Queen’s New Year Honours

Islington Tribune, 10 January 2013

A campaigning black theatre director, a leading medical professor who has fought eye disease, an environmental lawyer, a charity worker and officials involved in the London Olympics have all been honoured in the Queen’s New Year Honours list.

Patricia Cumper, a former artistic director of Finsbury’s Talawa Theatre, celebrated getting an MBE for services to the arts.

Islington councillor Claudia Webbe described Ms Cumper’s work as “inspirational”, and as good as anything in the West End. “She helped to create a successful and vibrant theatre and very much deserves her award,” Cllr Webbe added.

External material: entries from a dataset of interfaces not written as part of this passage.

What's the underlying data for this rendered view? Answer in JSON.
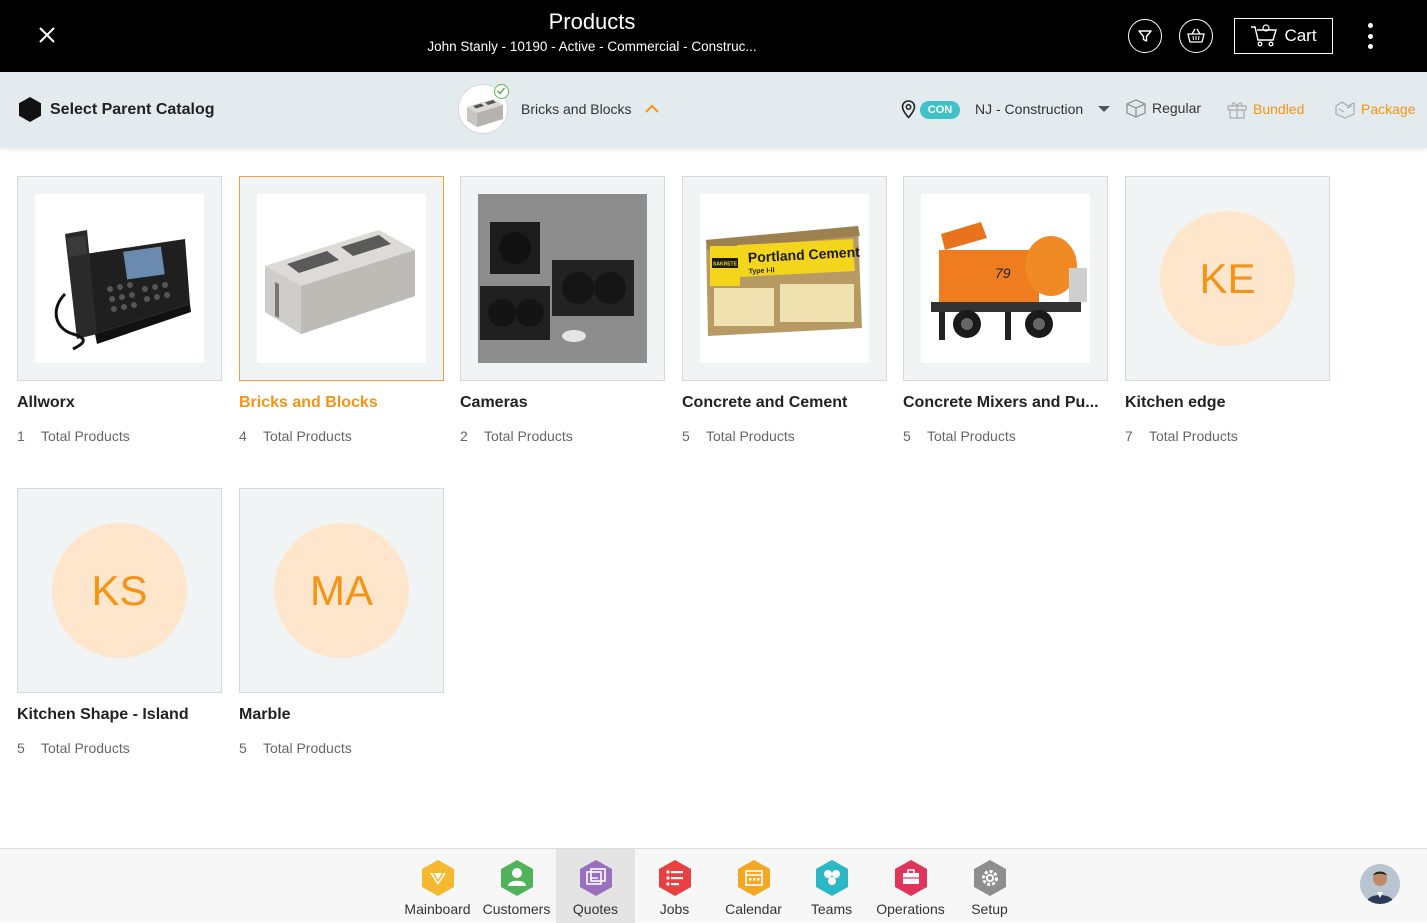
{
  "header": {
    "title": "Products",
    "subtitle": "John Stanly - 10190 - Active - Commercial - Construc...",
    "cart_label": "Cart"
  },
  "subbar": {
    "parent_catalog_label": "Select Parent Catalog",
    "selected_catalog": "Bricks and Blocks",
    "location_badge": "CON",
    "location": "NJ - Construction",
    "modes": {
      "regular": "Regular",
      "bundled": "Bundled",
      "package": "Package"
    }
  },
  "catalogs": [
    {
      "name": "Allworx",
      "count": "1",
      "count_label": "Total Products",
      "image": "desk-phone",
      "active": false
    },
    {
      "name": "Bricks and Blocks",
      "count": "4",
      "count_label": "Total Products",
      "image": "cinder-block",
      "active": true
    },
    {
      "name": "Cameras",
      "count": "2",
      "count_label": "Total Products",
      "image": "speakers",
      "active": false
    },
    {
      "name": "Concrete and Cement",
      "count": "5",
      "count_label": "Total Products",
      "image": "cement-bag",
      "active": false
    },
    {
      "name": "Concrete Mixers and Pu...",
      "count": "5",
      "count_label": "Total Products",
      "image": "concrete-mixer",
      "active": false
    },
    {
      "name": "Kitchen edge",
      "count": "7",
      "count_label": "Total Products",
      "initials": "KE",
      "active": false
    },
    {
      "name": "Kitchen Shape - Island",
      "count": "5",
      "count_label": "Total Products",
      "initials": "KS",
      "active": false
    },
    {
      "name": "Marble",
      "count": "5",
      "count_label": "Total Products",
      "initials": "MA",
      "active": false
    }
  ],
  "cement_bag_text": "Portland Cement",
  "cement_bag_subtext": "Type I-II",
  "cement_bag_brand": "SAKRETE",
  "mixer_number": "79",
  "nav": [
    {
      "label": "Mainboard",
      "color": "#f5b82e",
      "icon": "mainboard-icon"
    },
    {
      "label": "Customers",
      "color": "#4fb35a",
      "icon": "customers-icon"
    },
    {
      "label": "Quotes",
      "color": "#9a6fc0",
      "icon": "quotes-icon",
      "active": true
    },
    {
      "label": "Jobs",
      "color": "#e84040",
      "icon": "jobs-icon"
    },
    {
      "label": "Calendar",
      "color": "#f5a623",
      "icon": "calendar-icon"
    },
    {
      "label": "Teams",
      "color": "#2bb8c4",
      "icon": "teams-icon"
    },
    {
      "label": "Operations",
      "color": "#e0345a",
      "icon": "operations-icon"
    },
    {
      "label": "Setup",
      "color": "#8e8e8e",
      "icon": "setup-icon"
    }
  ],
  "colors": {
    "accent": "#f39416",
    "header_bg": "#000000",
    "subbar_bg": "#e4ebee",
    "badge": "#3fc1c9"
  }
}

Over the past 25 years, Talawa has presented more than 40 stage productions, ranging from African classics, Shakespeare and Oscar Wilde to new black British work, as well as nurturing actors, writers, directors and personnel.

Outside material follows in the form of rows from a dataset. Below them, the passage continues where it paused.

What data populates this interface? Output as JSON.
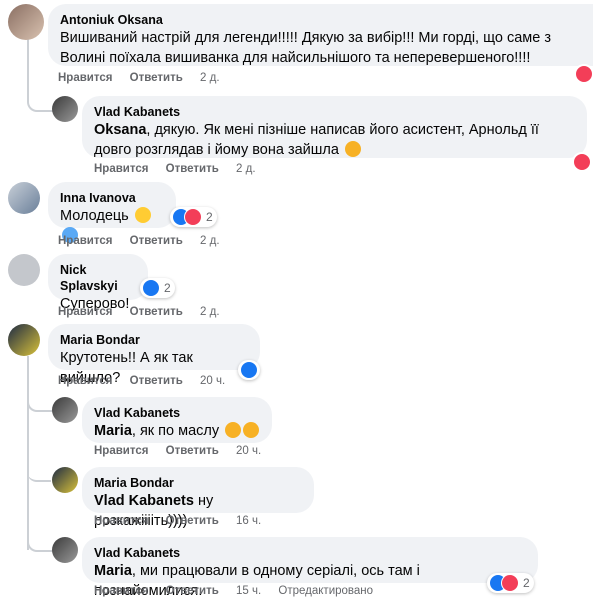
{
  "actions": {
    "like": "Нравится",
    "reply": "Ответить"
  },
  "comments": [
    {
      "name": "Antoniuk Oksana",
      "text": "Вишиваний настрій для легенди!!!!! Дякую за вибір!!! Ми горді, що саме з Волині поїхала вишиванка для найсильнішого та неперевершеного!!!!",
      "time": "2 д."
    },
    {
      "name": "Vlad Kabanets",
      "mention": "Oksana",
      "text": ", дякую. Як мені пізніше написав його асистент, Арнольд її довго розглядав і йому вона зайшла",
      "emoji": "smile-emoji",
      "time": "2 д."
    },
    {
      "name": "Inna Ivanova",
      "text": "Молодець",
      "emoji": "yellow-heart blue-heart",
      "time": "2 д.",
      "reactions": "2"
    },
    {
      "name": "Nick Splavskyi",
      "text": "Суперово!",
      "time": "2 д.",
      "reactions": "2"
    },
    {
      "name": "Maria Bondar",
      "text": "Крутотень!! А як так вийшло?",
      "time": "20 ч."
    },
    {
      "name": "Vlad Kabanets",
      "mention": "Maria",
      "text": ", як по маслу",
      "emoji": "wink-emoji laugh-emoji",
      "time": "20 ч."
    },
    {
      "name": "Maria Bondar",
      "mention": "Vlad Kabanets",
      "text": " ну розкажііііть))))",
      "time": "16 ч."
    },
    {
      "name": "Vlad Kabanets",
      "mention": "Maria",
      "text": ", ми працювали в одному серіалі, ось там і познайомилися.",
      "time": "15 ч.",
      "edited": "Отредактировано",
      "reactions": "2"
    }
  ],
  "colors": {
    "like": "#1877f2",
    "love": "#f33e58",
    "bubble": "#f0f2f5",
    "meta": "#65676b"
  }
}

At Moorfields Hospital, Professor John Marshall gets his MBE for outstanding work in the speciality of eye disease.

Professor Marshall is described as a “world-renowned” medic who invented lasers for new treatments for retinal disorders and age-related macular degeneration that offer fresh hope for thousands of patients.

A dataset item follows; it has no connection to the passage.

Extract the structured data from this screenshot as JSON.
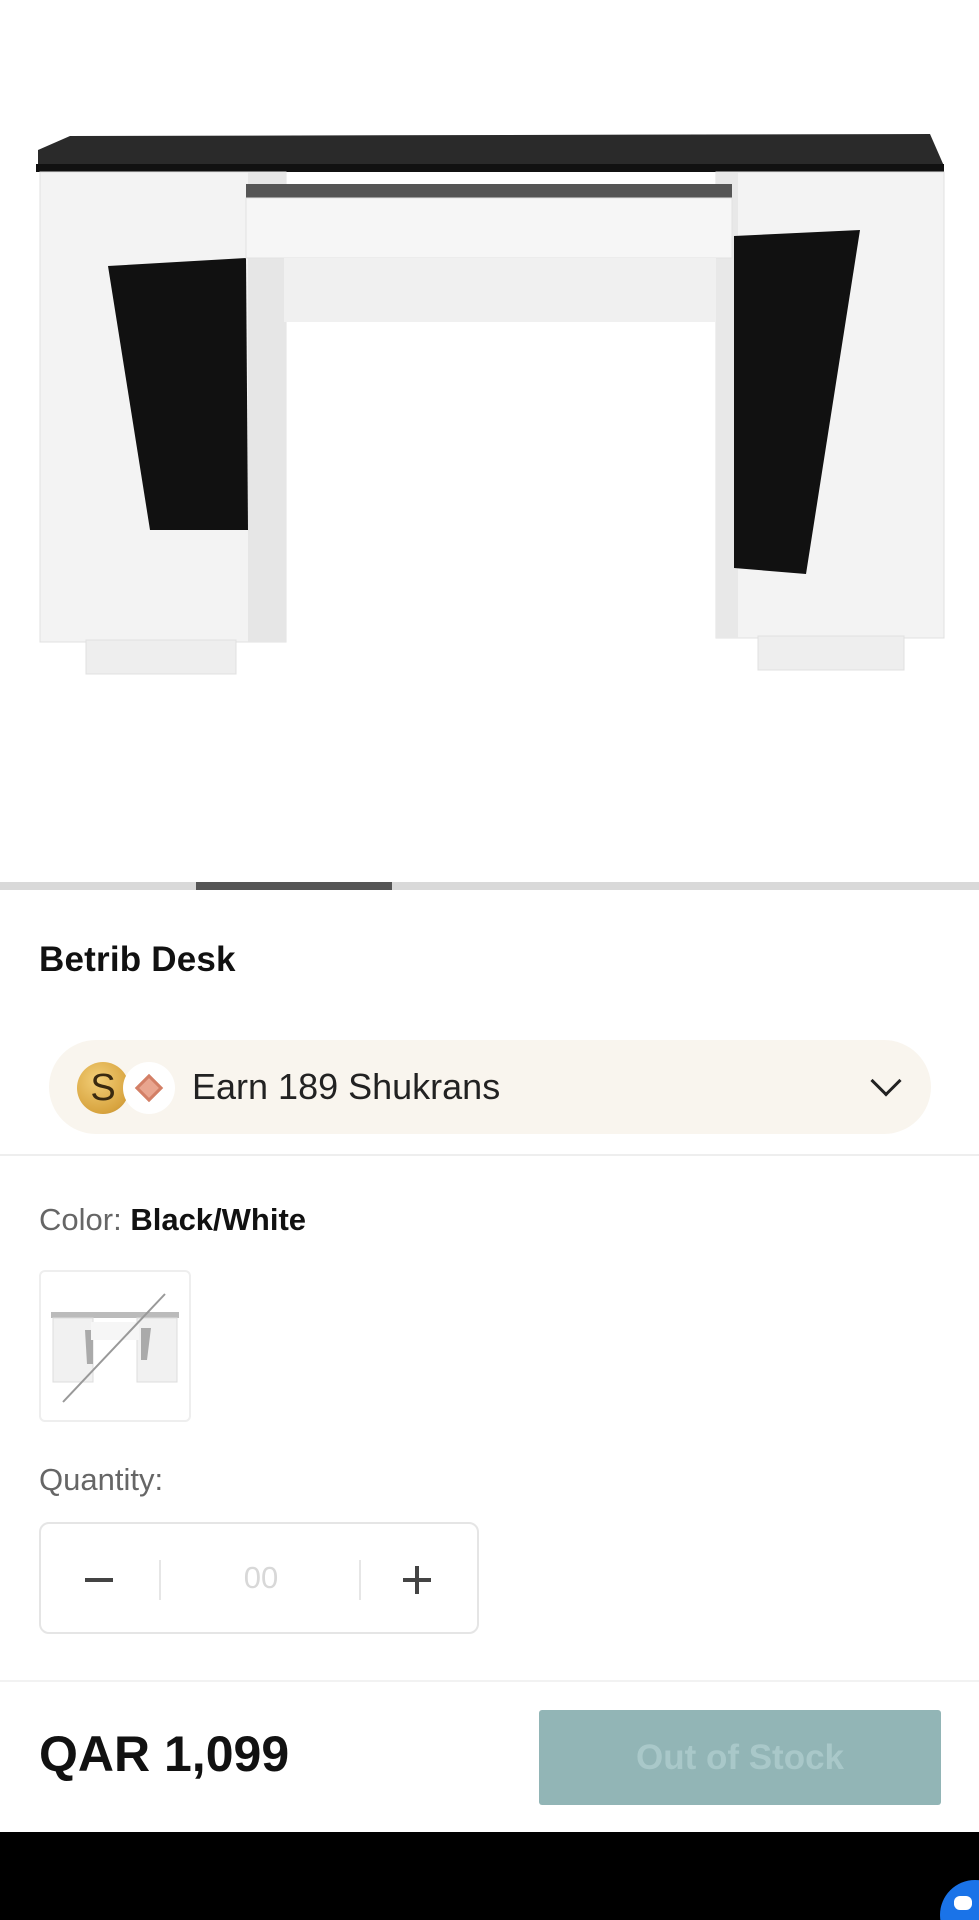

Solicitor Andrew Wiseman, from Tufnell Park, receives the OBE for services to law and the environment. “I feel extremely honoured,” said Mr Wiseman, 50, a former chairman of the UK Environmental Law Association. A Lib Dem campaigner, he chaired Islington’s Climate Change Panel. “The environment is always a big issue and we need to look after it,” he added.

Penny Mansfield, director of  Islington  charity OnePlusOne, is made a CBE for services to children and family.

Ms Mansfield, from Highbury, has been head of the organisation which specialises in keeping families together, since 1996.

She said of her award: “It’s in recognition of the pioneering work of our charity in strengthening relationships. In the last four years our interactive web services – thecoupleconnection.net and theparentconnection.org.uk – have reached over one million men and women directly with relationship knowledge, skills and expert support when it is first needed and most likely to make a difference to the wellbeing of children and their families.”

The work of a key figure behind the success of the London Olympics, Highbury resident Neale Coleman, is recognised with a CBE.

As advisor for Olympic and Paralympic legacy at the Greater London Authority, he was Mayor of London Boris Johnson’s right-hand man.

Also honoured with a CBE is Islington woman Ruth MacKenzie, director of the Cultural Olym­piad.

An MBE goes to Catherine Ugwu, from Holloway, executive producer of the opening and closing ceremonies.

Read the original article on the Islington Tribune website here.